Author Affiliations

From the Otolaryngology and Pathological Departments, Aukland Hospital.

Arch Otolaryngol. 1949;50(1):9-19. doi:10.1001/archotol.1949.00700010016002

THE HOMOLOGUES found in the study of comparative anatomy fortify opinion as to the significance of any bronchopulmonary segment in the common pattern in the mammalian lung and discount dogmatism as to the final emergence of any particular type in the human lungs.

The illustration of Willis1 (1622-1675) depicts a diagram of a lobe of the lung, showing its subdivisions (fig. 1). It closely resembles the illustration by Huntington2 (fig. 2). It is obvious from a study of comparative anatomy that some of the branches of the embryonic lobar stem bronchus disappear or fuse with others or become aggrandized to take over the areas whose segments have disappeared in the formation of the pattern of the lung of an individual of the species.

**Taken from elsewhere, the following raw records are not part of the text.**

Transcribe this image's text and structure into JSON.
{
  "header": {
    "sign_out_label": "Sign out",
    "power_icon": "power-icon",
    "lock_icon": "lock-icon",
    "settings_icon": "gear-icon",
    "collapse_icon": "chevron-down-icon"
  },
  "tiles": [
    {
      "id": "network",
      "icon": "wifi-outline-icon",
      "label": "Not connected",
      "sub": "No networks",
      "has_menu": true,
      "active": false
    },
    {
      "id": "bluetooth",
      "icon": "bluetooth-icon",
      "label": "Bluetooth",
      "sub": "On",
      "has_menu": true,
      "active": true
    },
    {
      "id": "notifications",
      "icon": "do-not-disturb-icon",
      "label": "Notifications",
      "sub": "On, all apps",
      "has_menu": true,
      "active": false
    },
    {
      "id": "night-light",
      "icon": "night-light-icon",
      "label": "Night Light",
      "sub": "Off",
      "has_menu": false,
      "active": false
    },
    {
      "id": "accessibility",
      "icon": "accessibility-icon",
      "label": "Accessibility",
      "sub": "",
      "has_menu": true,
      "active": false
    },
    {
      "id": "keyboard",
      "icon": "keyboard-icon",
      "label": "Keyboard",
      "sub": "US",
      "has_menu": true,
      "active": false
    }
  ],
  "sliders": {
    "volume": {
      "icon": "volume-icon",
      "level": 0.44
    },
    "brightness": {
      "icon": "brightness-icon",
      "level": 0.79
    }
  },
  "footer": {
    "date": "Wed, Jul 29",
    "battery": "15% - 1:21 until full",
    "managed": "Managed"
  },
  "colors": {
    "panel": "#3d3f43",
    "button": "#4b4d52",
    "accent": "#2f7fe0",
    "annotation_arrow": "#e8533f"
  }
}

The question of the entity and nomenclature of the segments of the upper lobe, a problem chiefly concerned with the separate entities of the axillary and anterior